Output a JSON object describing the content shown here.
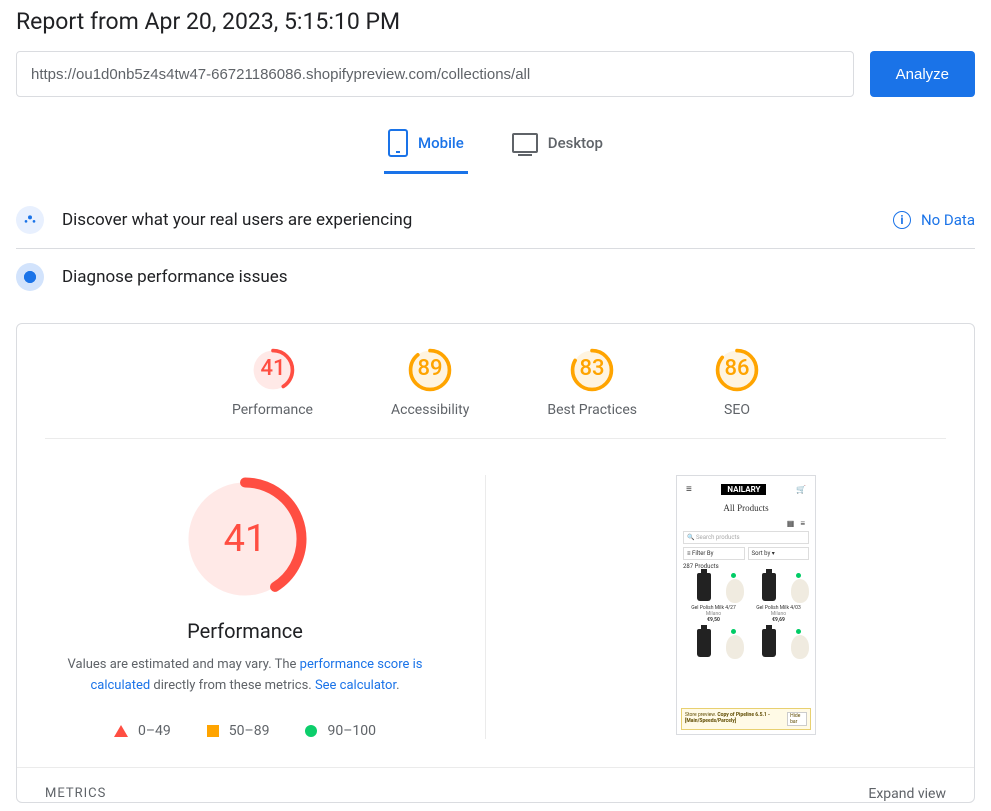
{
  "title": "Report from Apr 20, 2023, 5:15:10 PM",
  "url": "https://ou1d0nb5z4s4tw47-66721186086.shopifypreview.com/collections/all",
  "analyze_label": "Analyze",
  "tabs": {
    "mobile": "Mobile",
    "desktop": "Desktop"
  },
  "discover": {
    "title": "Discover what your real users are experiencing",
    "no_data": "No Data"
  },
  "diagnose": {
    "title": "Diagnose performance issues"
  },
  "gauges": [
    {
      "score": 41,
      "label": "Performance",
      "color": "#ff4e42",
      "bg": "#ffe9e7"
    },
    {
      "score": 89,
      "label": "Accessibility",
      "color": "#ffa400",
      "bg": "#fff4e0"
    },
    {
      "score": 83,
      "label": "Best Practices",
      "color": "#ffa400",
      "bg": "#fff4e0"
    },
    {
      "score": 86,
      "label": "SEO",
      "color": "#ffa400",
      "bg": "#fff4e0"
    }
  ],
  "big_gauge": {
    "score": 41,
    "label": "Performance",
    "color": "#ff4e42",
    "bg": "#ffe9e7"
  },
  "desc": {
    "prefix": "Values are estimated and may vary. The ",
    "link1": "performance score is calculated",
    "mid": " directly from these metrics. ",
    "link2": "See calculator",
    "suffix": "."
  },
  "legend": {
    "fail": "0–49",
    "avg": "50–89",
    "pass": "90–100"
  },
  "screenshot": {
    "logo": "NAILARY",
    "title": "All Products",
    "search": "Search products",
    "filter": "Filter By",
    "sort": "Sort by",
    "count": "287 Products",
    "products": [
      {
        "name": "Gel Polish Milk 4/27",
        "brand": "Milano",
        "price": "€9,50"
      },
      {
        "name": "Gel Polish Milk 4/03",
        "brand": "Milano",
        "price": "€9,69"
      }
    ],
    "banner_prefix": "Store preview.",
    "banner_text": "Copy of Pipeline 6.5.1 - [Main/Speeds/Parcely]",
    "banner_hide": "Hide bar"
  },
  "metrics": {
    "label": "METRICS",
    "expand": "Expand view"
  }
}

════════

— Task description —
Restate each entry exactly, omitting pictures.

— Output for this exercise —
Output a JSON object describing the content shown here.
{
  "title": "Report from Apr 20, 2023, 5:15:10 PM",
  "url": "https://ou1d0nb5z4s4tw47-66721186086.shopifypreview.com/collections/all",
  "analyze_label": "Analyze",
  "tabs": {
    "mobile": "Mobile",
    "desktop": "Desktop"
  },
  "discover": {
    "title": "Discover what your real users are experiencing",
    "no_data": "No Data"
  },
  "diagnose": {
    "title": "Diagnose performance issues"
  },
  "gauges": [
    {
      "score": 41,
      "label": "Performance",
      "color": "#ff4e42",
      "bg": "#ffe9e7"
    },
    {
      "score": 89,
      "label": "Accessibility",
      "color": "#ffa400",
      "bg": "#fff4e0"
    },
    {
      "score": 83,
      "label": "Best Practices",
      "color": "#ffa400",
      "bg": "#fff4e0"
    },
    {
      "score": 86,
      "label": "SEO",
      "color": "#ffa400",
      "bg": "#fff4e0"
    }
  ],
  "big_gauge": {
    "score": 41,
    "label": "Performance",
    "color": "#ff4e42",
    "bg": "#ffe9e7"
  },
  "desc": {
    "prefix": "Values are estimated and may vary. The ",
    "link1": "performance score is calculated",
    "mid": " directly from these metrics. ",
    "link2": "See calculator",
    "suffix": "."
  },
  "legend": {
    "fail": "0–49",
    "avg": "50–89",
    "pass": "90–100"
  },
  "screenshot": {
    "logo": "NAILARY",
    "title": "All Products",
    "search": "Search products",
    "filter": "Filter By",
    "sort": "Sort by",
    "count": "287 Products",
    "products": [
      {
        "name": "Gel Polish Milk 4/27",
        "brand": "Milano",
        "price": "€9,50"
      },
      {
        "name": "Gel Polish Milk 4/03",
        "brand": "Milano",
        "price": "€9,69"
      }
    ],
    "banner_prefix": "Store preview.",
    "banner_text": "Copy of Pipeline 6.5.1 - [Main/Speeds/Parcely]",
    "banner_hide": "Hide bar"
  },
  "metrics": {
    "label": "METRICS",
    "expand": "Expand view"
  }
}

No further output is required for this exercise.